If you want to see something decent from Canada, go find the independent comedy “Phil the Alien”.

Easily the best recent Canadian television show is Corner Gas. And I’m not just saying that because I grew up in small town Saskatchewan, either. Well, okay, I am, but other people who didn’t say the same thing. :slight_smile:

I absolutely agree. It’s like the town where my parents live (Barons, Alberta). And SO MUCH like the little towns I lived in while growing up (only they were usually a bit bigger).

That was going to be my endorsement, too, Gorsnak. Sure, I also might have grown up in a small SK town, but my husband didn’t, and he loves the show.

See, the thing you need to understand about Canadian television is that if it’s made by the CBC, it’s probably crap. If it’s made by other broadcasting companies, it has a chance of not being the inbred, self-congratulatory, depressing, Toronto-centric crap that is all that CBC (the government-funded channel) puts out, but chances are, it’s still crap too. Canadian television tries way too hard and takes itself way too seriously, in my opinion.

You think your programming is deficient?

We have a BBC outlet here, and the programs are almost 98.9% pure shit. I could list them starting at 10:30am through midnight, but it’d make you puke. Surely the people in the UK are getting better shows than the BBC affiliate broadcasts here.

In the Saskatoon school system, “Aboriginal” and “First Nations” are always used because “native” has recently got a negative connotation.

What do the Aboriginals call themselves generally as distinguished from more recent arrivals?

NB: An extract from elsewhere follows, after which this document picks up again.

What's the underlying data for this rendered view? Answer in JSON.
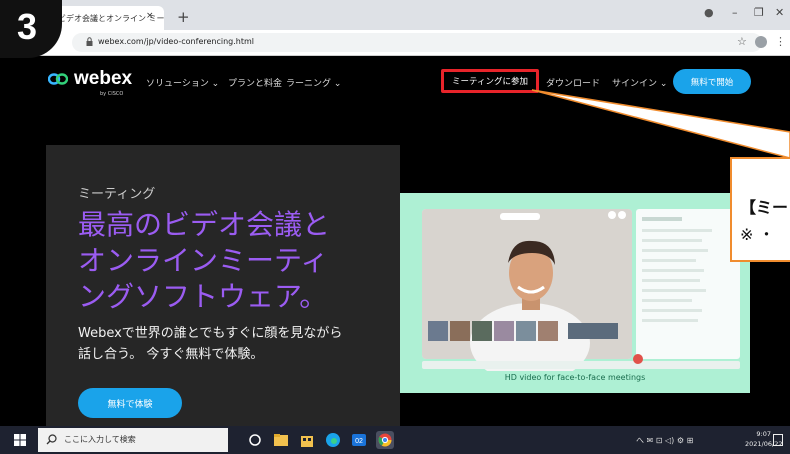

I know that Amazon Floozy Goddess has mentioned her Aboriginal Drum Circle s few times—is Aboriginal the self-preferred term?

And I agree it’s a heckuva lot better than “Indian”.

Indian hasn’t been widely used for quite awhile. It’s also fallen out of favour.

As a journalism student working on a story about the Aboriginal School Board I found there were very few “acceptable” terms. Namely three - Aboriginal (which I have heard some are starting to be offended by), First Nations and the mouthful - Canada’s Indigenous People.

My mother attended sensitivity training on Aboriginal people (necessary for all those working in her area) and was told that the term Aboriginal is not as accpetable anymore, because it seems a skewing of the word “Original”.

Ah well, I guess we will have to see what the next acceptable term will be if this one is thrown out.

As for DaVinci’s Inquest - it sucks. There are very few so-called successful Canadian shows that are also good. Corner Gas is definitely one, as someone from the prairies that show cracks me up!

I wouldn’t mind at all if we forgot all about my mention of “DaVinci’s Inquest.” :slight_smile:

Too many good things are coming out of these posts to waste time on a negative?

Thanks to Posyn’s mention, of the skewing of ‘original’ I just went to dictionary.com for aboriginal’s root. No luck. Where does the ‘ab-’ come from?

I would also like to know the root, the woman that led the seminar complained that the root must be “abnormal” therefore Aboriginal was insulting.

It would be nice to know what the root really is…

Apparently if I could actually think before I typed it would be easier for me -

I did some searching and apparently the latin term “ab” means before and original is obvious
The post went on to say -

A few words about the term “aboriginal.” American Heritage dictionary states that the word means “1. Having existed in a region from the beginning. 2. Of or relating to aborigines.”

I got it from here

Is that right?

Sounds good to me Poysyn.

Is your name a Brooklynized version of Person? It’s quite amusing. :smiley: :smiley: :smiley:

The udername doesn’t really have any significance. I picked it many years ago, and my reasons aren’t really valid anymore. I would be something else now if I were to re-pick but it’s familiar to me, and a nice reminder. Thanks for asking. I wish it were something cool like a brooklynized version of person. :slight_smile:

What she said.

Brings to mind one Robert “Willie” Pickton. Ah, it’s a bunch of junkie Native hookers from the Downtown Eastside who are missing…

Absolutely disgusting; the way that the disappearance of those women were treated.

< / off topic >

Speaking of names…

Poysyn is funny, Savannah is wonderfully romantic. Hope you so named your daughter.